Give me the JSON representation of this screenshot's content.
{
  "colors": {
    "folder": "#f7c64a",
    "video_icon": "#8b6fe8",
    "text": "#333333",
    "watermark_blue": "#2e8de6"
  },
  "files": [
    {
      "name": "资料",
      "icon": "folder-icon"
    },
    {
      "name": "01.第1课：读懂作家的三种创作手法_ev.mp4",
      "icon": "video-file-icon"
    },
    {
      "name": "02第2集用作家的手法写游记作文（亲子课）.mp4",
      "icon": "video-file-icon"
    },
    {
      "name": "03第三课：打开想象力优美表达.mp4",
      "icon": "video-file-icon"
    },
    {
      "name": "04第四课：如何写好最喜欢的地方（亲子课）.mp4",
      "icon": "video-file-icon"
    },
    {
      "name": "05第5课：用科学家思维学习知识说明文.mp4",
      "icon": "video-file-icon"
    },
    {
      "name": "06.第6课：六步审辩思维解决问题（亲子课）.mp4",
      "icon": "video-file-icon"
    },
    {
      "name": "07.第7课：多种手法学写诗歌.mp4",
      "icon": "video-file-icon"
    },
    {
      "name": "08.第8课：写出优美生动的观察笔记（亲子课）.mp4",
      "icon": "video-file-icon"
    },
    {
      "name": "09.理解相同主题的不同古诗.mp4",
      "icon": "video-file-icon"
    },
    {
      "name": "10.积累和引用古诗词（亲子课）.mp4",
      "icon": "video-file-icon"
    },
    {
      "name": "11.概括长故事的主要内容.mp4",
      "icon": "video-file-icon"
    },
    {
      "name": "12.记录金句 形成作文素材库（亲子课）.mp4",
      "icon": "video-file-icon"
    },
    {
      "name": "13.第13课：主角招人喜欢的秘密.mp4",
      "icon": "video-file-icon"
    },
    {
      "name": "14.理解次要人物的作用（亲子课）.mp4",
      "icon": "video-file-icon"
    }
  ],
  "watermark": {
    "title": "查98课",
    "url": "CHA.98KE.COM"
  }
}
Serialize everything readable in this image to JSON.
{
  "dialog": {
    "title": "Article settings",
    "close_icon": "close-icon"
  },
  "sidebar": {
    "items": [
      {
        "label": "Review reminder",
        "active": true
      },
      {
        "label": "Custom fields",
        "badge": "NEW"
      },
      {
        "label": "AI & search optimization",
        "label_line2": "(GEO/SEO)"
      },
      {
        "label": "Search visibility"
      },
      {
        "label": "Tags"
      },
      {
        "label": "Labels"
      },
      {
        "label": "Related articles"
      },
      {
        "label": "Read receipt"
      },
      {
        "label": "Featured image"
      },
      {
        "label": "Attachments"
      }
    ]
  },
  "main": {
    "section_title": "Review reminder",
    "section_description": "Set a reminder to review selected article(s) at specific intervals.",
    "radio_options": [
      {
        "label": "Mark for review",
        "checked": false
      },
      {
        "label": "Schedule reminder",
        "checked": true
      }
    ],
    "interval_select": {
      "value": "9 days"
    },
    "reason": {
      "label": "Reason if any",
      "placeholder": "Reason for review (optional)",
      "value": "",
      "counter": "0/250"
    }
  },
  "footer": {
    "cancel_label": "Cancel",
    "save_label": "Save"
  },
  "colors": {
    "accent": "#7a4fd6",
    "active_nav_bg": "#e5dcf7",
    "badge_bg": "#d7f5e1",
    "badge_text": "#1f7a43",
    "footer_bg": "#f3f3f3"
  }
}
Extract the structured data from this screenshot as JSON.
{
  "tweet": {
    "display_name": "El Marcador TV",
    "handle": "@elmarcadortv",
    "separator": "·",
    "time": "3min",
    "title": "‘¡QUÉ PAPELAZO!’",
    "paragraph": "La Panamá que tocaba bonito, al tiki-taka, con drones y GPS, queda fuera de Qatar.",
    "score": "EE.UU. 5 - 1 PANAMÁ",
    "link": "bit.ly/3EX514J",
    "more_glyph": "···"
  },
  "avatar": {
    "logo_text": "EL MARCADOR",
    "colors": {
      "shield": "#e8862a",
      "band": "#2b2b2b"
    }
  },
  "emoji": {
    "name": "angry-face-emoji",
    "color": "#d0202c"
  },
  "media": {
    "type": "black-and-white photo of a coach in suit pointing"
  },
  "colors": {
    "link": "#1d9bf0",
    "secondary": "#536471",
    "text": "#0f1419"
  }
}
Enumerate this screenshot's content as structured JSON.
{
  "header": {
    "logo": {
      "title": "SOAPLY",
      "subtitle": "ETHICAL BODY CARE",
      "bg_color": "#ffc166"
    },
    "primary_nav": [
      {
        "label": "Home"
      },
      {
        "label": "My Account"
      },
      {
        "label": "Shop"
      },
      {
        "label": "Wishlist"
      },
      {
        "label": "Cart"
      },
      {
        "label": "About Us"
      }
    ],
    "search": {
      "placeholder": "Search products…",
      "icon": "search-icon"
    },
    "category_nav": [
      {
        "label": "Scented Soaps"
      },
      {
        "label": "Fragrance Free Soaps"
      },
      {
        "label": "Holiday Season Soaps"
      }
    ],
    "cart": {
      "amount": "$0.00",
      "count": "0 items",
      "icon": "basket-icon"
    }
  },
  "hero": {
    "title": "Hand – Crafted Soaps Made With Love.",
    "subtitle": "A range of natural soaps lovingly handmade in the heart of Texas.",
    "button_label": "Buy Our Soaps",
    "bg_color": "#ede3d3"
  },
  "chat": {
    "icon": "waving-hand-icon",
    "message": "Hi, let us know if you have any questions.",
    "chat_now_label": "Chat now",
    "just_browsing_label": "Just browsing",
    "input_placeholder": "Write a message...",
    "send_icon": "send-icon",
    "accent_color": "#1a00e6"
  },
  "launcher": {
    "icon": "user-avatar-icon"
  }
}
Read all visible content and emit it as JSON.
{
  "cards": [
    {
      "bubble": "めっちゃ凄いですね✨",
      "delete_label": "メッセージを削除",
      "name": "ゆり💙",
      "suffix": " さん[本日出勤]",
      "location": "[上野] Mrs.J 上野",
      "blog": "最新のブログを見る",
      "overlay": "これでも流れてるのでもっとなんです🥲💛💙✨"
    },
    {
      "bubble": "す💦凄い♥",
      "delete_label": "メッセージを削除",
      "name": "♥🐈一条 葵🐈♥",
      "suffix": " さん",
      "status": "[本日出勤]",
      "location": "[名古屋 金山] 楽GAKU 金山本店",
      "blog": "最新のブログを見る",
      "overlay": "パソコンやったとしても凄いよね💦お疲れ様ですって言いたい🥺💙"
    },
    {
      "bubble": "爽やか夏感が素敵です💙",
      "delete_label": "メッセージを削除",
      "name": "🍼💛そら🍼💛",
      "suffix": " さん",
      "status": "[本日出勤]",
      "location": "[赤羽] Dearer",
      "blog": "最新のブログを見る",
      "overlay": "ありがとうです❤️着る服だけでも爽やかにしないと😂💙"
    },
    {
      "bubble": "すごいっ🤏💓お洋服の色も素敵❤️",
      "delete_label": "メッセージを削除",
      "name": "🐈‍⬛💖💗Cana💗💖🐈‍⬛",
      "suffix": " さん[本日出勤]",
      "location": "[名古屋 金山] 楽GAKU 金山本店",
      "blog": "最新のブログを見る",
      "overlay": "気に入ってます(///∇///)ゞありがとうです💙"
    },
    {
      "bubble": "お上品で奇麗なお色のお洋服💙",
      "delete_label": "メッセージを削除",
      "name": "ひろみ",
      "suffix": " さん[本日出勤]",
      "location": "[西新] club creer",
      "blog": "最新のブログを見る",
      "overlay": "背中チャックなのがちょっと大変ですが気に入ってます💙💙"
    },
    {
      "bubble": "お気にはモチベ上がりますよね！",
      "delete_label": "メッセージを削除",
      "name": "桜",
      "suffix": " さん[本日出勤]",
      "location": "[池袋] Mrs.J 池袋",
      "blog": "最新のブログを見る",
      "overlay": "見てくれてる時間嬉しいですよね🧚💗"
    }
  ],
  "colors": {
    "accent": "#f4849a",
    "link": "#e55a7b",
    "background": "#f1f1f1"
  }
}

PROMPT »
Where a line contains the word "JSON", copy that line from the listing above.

PROBLEM SOLUTION »
Give me the JSON representation of this screenshot's content.
Serialize everything readable in this image to JSON.
Extract the structured data from this screenshot as JSON.
Enumerate this screenshot's content as structured JSON.
Read all visible content and emit it as JSON.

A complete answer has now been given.